Because I get to say that.
The duck turned out perfect, thank Heavens. You cannot imagine the fear I felt when I first cut into it at the dinner table with 10 people watching. (Small explanation: unlike my British comrades, Hungarian people celebrate Christmas on the evening of the 24th, including giving gifts and feasting.)
Today, all I had to do was wrap the duck into puff pastry (shame on me for not making my own crust, but there was no way in hell I was going to get down to creating pastry with the energy left in me). I brushed the whole pastry with egg wash and then decorated it, slightly (loosely) based on the design in Julia’s book but honestly, my arms were achy, I haven’t slept well the night before and to be honest, I was simply used up.
This was also due to the fact that I decided to give out edible gifts this year, such as Madeleines:
You have to understand, at this point I was so tired that I took micro-naps while never leaving the side of the oven, baking the bird for 1.5 hours and turning it every 15 minutes. This is what it looked like when it came out of the oven (yes, the hole is intentional – there was a tiny funnel in it in order for the heat to have a way out of the pastry):
The logical question here is whether almost 11 hours of work in total (we calculated it whilst feasting) was worth the effort. And I say yes, once in a lifetime – the preparation gave me incredible experience in a lot of things (including sawing). But keep in mind, I am never, ever, ever making this again unless I get the duck de-boned already. Na-uh. No way.

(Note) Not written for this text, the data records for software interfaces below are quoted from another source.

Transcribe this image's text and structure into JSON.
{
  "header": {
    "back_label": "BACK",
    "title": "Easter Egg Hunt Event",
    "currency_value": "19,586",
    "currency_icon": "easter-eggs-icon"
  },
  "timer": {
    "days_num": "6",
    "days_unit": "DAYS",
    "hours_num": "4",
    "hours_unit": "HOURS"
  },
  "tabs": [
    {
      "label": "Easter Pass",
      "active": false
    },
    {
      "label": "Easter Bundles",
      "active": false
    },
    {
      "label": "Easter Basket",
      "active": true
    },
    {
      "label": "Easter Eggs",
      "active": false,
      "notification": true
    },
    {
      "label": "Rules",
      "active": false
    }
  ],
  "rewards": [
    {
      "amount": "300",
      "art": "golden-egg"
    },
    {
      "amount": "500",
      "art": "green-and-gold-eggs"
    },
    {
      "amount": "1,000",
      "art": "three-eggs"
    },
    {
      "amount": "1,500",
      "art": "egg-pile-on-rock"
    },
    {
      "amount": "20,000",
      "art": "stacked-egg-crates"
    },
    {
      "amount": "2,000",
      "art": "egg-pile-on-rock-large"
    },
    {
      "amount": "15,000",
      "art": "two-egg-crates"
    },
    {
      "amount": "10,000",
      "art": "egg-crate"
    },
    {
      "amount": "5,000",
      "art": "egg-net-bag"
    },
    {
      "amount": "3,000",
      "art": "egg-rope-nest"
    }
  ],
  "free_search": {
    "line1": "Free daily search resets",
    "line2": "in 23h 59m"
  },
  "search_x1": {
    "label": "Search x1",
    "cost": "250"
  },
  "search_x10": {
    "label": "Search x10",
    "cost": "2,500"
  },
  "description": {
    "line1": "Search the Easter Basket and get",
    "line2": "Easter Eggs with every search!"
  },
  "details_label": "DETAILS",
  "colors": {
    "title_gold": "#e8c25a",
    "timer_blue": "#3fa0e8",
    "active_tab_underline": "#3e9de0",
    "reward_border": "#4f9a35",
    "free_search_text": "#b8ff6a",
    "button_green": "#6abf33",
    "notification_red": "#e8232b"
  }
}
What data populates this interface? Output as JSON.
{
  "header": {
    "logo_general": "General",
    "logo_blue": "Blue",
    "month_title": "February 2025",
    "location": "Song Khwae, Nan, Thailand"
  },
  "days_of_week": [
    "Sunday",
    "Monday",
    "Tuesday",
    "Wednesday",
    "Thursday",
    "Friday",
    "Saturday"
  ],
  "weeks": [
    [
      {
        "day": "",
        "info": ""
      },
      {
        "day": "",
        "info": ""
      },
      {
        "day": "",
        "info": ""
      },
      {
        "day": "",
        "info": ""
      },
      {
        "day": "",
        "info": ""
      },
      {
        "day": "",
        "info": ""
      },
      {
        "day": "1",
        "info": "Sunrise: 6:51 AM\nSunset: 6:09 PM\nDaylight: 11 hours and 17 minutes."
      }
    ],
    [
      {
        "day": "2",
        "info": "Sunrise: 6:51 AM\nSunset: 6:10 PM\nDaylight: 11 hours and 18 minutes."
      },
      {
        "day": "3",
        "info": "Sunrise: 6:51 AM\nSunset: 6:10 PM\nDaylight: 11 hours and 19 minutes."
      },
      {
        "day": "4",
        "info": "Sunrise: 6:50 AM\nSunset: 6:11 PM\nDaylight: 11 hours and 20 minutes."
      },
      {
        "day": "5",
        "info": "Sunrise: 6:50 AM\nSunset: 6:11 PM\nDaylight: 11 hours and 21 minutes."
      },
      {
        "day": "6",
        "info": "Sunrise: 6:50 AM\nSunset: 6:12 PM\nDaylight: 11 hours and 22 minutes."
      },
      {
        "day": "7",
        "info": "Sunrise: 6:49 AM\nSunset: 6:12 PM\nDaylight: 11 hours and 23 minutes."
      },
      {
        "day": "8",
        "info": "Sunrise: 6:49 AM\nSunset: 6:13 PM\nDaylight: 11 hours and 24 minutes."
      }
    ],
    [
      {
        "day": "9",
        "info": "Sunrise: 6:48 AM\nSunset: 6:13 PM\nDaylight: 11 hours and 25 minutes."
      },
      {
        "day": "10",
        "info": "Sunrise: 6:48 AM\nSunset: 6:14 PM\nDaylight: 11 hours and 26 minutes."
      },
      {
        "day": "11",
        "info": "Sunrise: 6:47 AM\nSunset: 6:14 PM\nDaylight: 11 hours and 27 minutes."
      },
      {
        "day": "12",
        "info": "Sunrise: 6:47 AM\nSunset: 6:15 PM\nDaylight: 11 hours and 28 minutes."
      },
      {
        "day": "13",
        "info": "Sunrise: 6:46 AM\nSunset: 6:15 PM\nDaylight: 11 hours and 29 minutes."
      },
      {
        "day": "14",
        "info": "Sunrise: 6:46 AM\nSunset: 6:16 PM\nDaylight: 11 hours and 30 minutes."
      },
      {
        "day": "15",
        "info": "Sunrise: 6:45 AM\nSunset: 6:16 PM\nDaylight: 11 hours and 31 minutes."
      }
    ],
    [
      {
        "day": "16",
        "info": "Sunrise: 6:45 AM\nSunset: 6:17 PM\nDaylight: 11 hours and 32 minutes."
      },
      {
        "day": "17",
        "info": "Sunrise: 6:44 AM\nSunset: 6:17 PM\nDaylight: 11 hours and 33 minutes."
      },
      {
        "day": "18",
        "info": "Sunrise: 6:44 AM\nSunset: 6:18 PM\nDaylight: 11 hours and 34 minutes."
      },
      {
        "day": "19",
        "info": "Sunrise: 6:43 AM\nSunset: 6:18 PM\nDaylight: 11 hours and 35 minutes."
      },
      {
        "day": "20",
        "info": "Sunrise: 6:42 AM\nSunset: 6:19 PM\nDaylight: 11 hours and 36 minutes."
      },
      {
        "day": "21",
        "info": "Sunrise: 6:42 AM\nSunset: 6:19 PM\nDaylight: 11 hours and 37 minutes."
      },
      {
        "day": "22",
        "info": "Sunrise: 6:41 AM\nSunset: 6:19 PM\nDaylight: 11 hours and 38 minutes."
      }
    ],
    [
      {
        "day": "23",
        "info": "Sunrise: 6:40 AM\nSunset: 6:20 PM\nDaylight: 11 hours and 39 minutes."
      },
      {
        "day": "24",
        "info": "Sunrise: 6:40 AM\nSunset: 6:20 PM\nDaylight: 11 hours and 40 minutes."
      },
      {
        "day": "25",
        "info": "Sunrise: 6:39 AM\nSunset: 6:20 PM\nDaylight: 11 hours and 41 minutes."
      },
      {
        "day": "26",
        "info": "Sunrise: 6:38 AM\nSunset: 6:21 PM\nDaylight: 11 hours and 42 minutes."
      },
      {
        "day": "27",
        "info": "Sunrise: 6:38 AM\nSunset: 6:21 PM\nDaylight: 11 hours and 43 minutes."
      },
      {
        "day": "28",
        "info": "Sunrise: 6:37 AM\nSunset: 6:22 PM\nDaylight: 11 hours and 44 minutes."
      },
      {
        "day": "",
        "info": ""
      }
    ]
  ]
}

It was delicious though – there was quite a bit of meat left inside the skin to surround the filling, and the pastry was nice and flaky – half a slice is enough to fill you up.
I am so tired that typing feels like effort. Merry Christmas to you all – today I may have cursed Julia Child a few times, but all in all, a big thank you to the lady.